(App and web page records)
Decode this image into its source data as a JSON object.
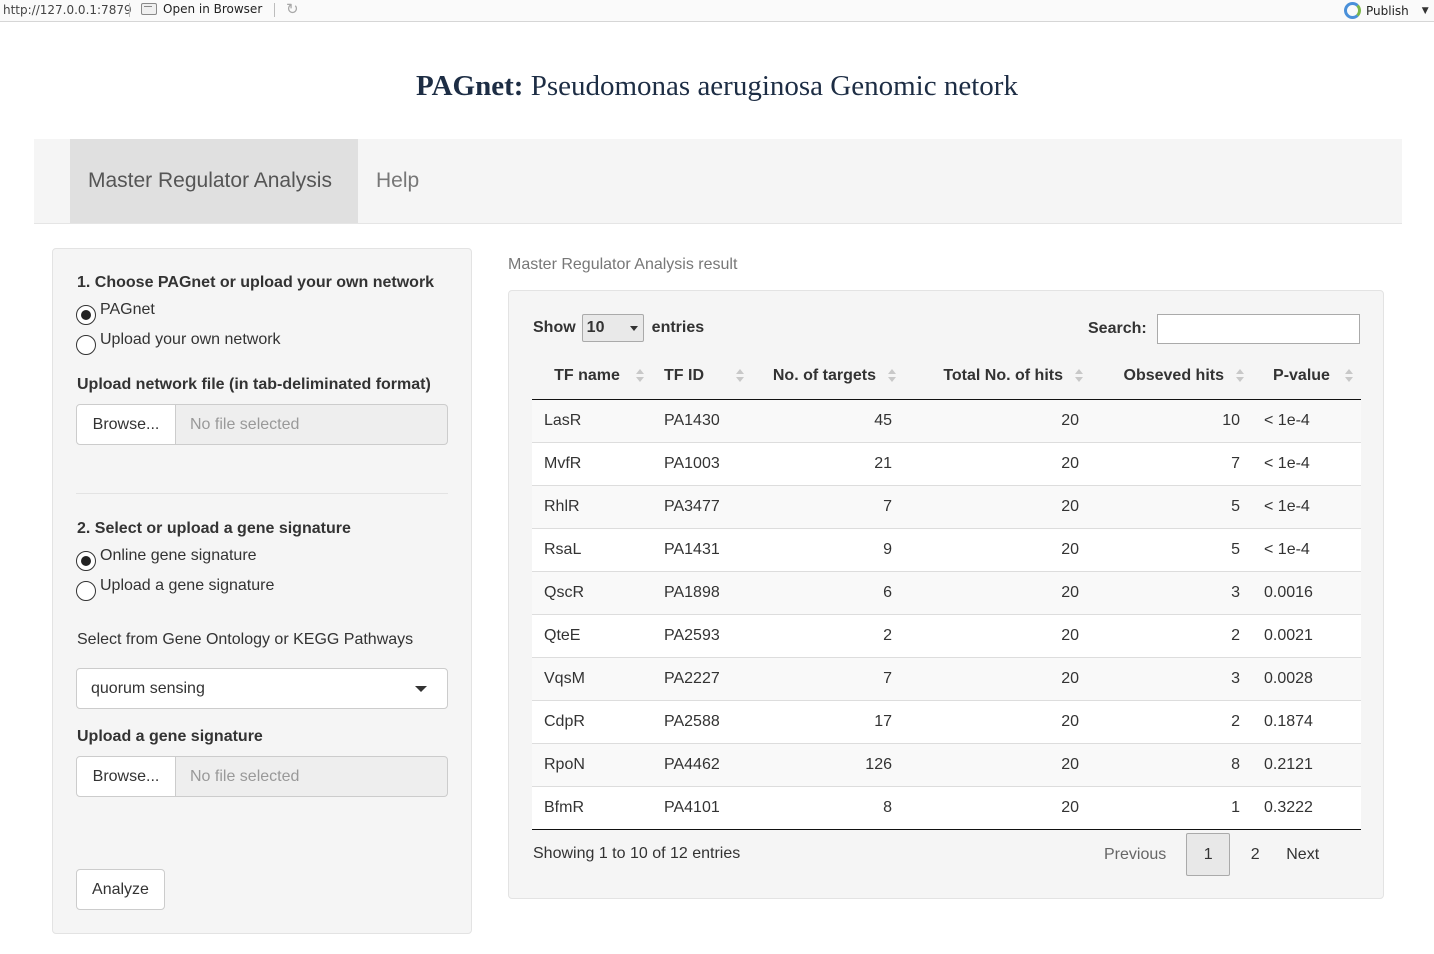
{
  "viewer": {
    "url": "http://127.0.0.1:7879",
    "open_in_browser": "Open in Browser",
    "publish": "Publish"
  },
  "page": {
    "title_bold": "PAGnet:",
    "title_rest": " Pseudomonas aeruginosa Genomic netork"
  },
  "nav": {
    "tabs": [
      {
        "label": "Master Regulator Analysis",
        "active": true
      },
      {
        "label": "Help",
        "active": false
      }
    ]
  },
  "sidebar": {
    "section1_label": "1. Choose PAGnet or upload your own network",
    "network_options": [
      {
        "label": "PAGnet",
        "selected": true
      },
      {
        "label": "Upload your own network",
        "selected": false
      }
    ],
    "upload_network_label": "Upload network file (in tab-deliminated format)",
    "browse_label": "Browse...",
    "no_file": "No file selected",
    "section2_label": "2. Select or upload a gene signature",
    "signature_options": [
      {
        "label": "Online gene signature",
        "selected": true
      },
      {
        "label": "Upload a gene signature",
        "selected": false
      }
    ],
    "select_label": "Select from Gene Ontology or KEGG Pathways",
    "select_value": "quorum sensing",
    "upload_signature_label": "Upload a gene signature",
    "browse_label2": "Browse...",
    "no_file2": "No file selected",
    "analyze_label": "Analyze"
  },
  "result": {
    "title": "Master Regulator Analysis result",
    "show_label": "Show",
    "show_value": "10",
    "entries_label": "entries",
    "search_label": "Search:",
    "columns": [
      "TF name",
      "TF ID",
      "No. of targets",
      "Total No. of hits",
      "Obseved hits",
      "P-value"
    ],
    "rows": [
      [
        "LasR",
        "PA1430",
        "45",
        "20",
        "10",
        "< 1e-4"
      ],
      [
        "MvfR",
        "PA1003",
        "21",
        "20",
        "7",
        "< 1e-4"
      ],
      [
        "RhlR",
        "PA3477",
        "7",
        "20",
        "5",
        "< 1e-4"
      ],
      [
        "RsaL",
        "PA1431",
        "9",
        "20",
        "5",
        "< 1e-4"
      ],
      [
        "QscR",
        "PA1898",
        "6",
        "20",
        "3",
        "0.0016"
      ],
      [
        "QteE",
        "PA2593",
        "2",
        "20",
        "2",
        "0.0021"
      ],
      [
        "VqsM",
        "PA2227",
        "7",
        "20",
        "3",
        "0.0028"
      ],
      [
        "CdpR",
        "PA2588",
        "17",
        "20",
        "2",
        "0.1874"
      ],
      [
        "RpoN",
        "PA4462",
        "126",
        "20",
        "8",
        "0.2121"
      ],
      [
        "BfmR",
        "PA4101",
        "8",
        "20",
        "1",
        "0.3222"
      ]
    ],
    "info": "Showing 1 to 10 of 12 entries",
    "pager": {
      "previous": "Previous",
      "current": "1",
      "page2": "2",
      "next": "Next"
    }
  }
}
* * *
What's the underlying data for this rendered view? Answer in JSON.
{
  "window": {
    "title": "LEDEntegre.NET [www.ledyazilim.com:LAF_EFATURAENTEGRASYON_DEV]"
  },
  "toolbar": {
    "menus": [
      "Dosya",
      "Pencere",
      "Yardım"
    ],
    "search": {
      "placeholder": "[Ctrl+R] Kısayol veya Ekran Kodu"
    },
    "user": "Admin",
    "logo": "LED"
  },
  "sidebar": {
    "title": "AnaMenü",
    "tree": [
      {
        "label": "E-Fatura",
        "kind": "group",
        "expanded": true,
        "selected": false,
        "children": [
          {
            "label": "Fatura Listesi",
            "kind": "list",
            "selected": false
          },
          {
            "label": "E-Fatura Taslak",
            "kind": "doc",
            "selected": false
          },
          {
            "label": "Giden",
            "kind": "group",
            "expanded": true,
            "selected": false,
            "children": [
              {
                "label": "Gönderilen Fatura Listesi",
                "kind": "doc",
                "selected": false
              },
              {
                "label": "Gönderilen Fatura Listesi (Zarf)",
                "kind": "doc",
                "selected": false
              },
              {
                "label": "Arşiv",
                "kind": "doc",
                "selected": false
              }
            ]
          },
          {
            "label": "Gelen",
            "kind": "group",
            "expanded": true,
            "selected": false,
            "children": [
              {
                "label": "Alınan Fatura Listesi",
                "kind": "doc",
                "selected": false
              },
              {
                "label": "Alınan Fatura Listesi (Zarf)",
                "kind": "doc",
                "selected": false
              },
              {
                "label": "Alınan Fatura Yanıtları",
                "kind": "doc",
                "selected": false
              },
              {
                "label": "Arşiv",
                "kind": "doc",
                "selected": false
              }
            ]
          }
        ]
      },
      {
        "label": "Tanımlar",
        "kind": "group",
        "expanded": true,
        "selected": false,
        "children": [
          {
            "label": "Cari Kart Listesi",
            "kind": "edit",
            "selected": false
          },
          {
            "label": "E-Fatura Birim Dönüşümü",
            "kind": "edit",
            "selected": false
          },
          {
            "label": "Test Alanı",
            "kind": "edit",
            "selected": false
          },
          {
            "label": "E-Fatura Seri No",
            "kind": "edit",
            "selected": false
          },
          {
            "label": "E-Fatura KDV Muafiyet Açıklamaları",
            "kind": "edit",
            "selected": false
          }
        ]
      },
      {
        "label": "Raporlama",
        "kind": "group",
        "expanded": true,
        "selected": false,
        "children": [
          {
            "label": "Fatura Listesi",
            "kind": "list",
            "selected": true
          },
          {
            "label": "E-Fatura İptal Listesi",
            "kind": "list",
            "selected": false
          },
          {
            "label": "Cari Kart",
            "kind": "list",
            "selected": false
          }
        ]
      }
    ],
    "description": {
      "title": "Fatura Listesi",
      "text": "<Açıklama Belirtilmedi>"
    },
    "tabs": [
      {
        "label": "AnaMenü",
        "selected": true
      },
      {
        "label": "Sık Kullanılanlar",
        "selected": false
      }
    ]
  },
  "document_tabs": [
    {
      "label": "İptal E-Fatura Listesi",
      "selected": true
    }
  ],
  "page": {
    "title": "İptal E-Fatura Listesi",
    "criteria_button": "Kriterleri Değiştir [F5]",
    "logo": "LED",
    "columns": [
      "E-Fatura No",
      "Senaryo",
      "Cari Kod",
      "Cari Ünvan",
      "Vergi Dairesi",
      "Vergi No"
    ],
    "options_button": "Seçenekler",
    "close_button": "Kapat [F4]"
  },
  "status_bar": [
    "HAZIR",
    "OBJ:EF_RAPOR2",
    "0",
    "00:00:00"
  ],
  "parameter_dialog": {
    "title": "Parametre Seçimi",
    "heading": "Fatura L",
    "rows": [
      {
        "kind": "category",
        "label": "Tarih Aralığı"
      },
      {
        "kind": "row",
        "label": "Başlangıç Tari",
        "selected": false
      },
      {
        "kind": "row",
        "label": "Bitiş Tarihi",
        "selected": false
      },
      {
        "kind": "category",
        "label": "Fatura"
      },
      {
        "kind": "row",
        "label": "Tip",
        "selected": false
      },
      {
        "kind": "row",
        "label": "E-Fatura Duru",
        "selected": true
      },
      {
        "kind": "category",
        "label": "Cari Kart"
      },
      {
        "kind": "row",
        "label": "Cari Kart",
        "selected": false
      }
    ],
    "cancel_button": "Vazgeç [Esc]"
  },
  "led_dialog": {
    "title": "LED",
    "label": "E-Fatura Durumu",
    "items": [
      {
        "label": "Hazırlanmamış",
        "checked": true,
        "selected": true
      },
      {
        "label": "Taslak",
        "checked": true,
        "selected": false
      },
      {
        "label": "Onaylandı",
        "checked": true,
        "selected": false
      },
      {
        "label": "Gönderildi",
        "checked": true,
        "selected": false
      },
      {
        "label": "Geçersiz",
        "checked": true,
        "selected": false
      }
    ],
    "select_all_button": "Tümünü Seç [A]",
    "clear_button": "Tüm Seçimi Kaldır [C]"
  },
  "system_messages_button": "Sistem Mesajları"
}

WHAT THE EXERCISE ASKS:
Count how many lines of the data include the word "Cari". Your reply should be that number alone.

EXERCISE ANSWER:
6